**Problem to solve**:
Report each line of the data that has "Zwiebeln" somewhere in it.
# # # #
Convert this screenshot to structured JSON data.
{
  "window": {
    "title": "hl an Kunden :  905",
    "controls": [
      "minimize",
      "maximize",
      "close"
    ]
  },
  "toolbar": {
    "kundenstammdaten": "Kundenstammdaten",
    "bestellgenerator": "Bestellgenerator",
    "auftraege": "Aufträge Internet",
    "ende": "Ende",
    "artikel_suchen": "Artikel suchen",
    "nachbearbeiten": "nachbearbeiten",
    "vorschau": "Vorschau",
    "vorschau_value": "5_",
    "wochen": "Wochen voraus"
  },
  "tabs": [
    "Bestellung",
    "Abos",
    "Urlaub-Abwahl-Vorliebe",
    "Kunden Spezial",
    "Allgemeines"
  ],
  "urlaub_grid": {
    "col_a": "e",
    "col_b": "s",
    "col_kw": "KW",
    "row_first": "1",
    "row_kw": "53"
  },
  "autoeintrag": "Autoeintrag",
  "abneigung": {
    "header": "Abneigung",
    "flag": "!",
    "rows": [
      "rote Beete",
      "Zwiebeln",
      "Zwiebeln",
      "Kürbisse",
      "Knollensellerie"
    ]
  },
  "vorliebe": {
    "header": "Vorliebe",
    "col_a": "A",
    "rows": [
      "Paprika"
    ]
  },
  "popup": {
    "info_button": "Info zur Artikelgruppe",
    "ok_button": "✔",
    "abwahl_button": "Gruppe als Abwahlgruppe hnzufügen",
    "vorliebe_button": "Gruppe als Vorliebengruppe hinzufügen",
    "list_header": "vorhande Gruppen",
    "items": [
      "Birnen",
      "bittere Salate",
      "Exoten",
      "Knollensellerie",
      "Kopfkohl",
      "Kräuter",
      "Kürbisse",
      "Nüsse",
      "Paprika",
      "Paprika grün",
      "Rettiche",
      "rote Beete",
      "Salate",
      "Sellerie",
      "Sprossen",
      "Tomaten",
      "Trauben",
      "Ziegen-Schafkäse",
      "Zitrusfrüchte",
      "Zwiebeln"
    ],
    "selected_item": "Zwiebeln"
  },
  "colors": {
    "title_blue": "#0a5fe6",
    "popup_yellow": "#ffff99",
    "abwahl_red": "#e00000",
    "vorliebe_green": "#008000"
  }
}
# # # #
**Response area**:
      "Zwiebeln",
      "Zwiebeln",
      "Zwiebeln"
    "selected_item": "Zwiebeln"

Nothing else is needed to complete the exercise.